As I was leaving Grove after the bearded tit session I noticed a couple of warblers moving though the reeds. One was easily recognised as a sedge warbler but the other, on first glimpse, looked more like a chiff (round headed) than a reed warbler. As I watched it a little longer it was clear that it wasn’t a chiff but it also didn’t look quite right for a reed warbler in that it had pale yellow legs and the beak looked too short so I followed it as it moved through the reeds towards me hoping for a picture or two.
It actually got quite close and a couple of times was in the open and I managed 2 shots that were of reasonable quality. I have spent the last few days poring over these pictures and scouring the interweb trying to decide whether it was a marsh warbler that I had seen.
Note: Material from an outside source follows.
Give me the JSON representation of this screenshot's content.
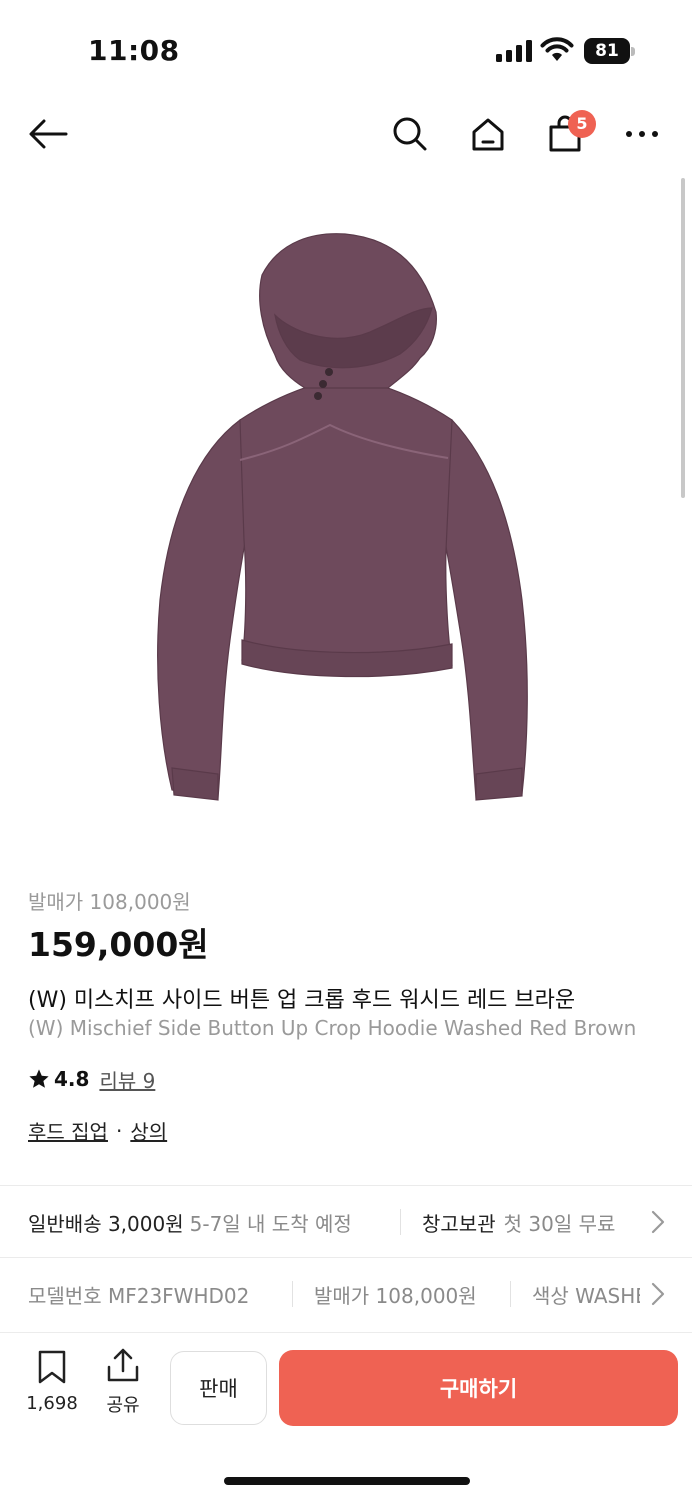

As I said earlier first impressions in the field were round headed, short beak and pale (yellow) legs all of which are consistent with marsh warbler but I was searching for some corroboratory evidence because everything I read suggested these features could be unreliable. Also marsh warblers are more associated with scrubby areas rather than reed beds.
Marsh warbler also have longer wings and longer primary projection than a reed – all very good but to decide these “relative” proportions as a bird is flitting through the reeds with only a sedge warbler for company is, for me, difficult AND subjective. Marsh warblers are also reported as having white tips to the primaries - a feature clearly visible in top shot.
Searching the interweb provided found an entry on the Portland wed site which suggested 2 features that can be used to separate a marsh from a reed warbler in the hand – the length of the notch on the 2nd primary and similarly the length of the emargination on the 3rd primary. See http://www.portlandbirdobs.org.uk/bpp_marsh_vs_reed_warbler_310506.htm.
A quick look at the images I took meant that the notch length was not going to be of any use because I didn’t have a picture that showed it, however one of the pictures did show the emargination on the 3rd primary. In a reed warbler the emargination stretches almost down to the secondaries whereas in a marsh warbler it is much shorter only stretching about half that distance.
|Emargination of the 3rd primary|
Whilst it would be easier to see from a side shot I believe this picture shows the emargination of my bird falling well short of the secondaries and being consistent with a marsh warbler.
So there you have it. I think it looks good for a marsh warbler but I'm no authority on this so comments appreciated
The same pictures will appear on my Flickr site.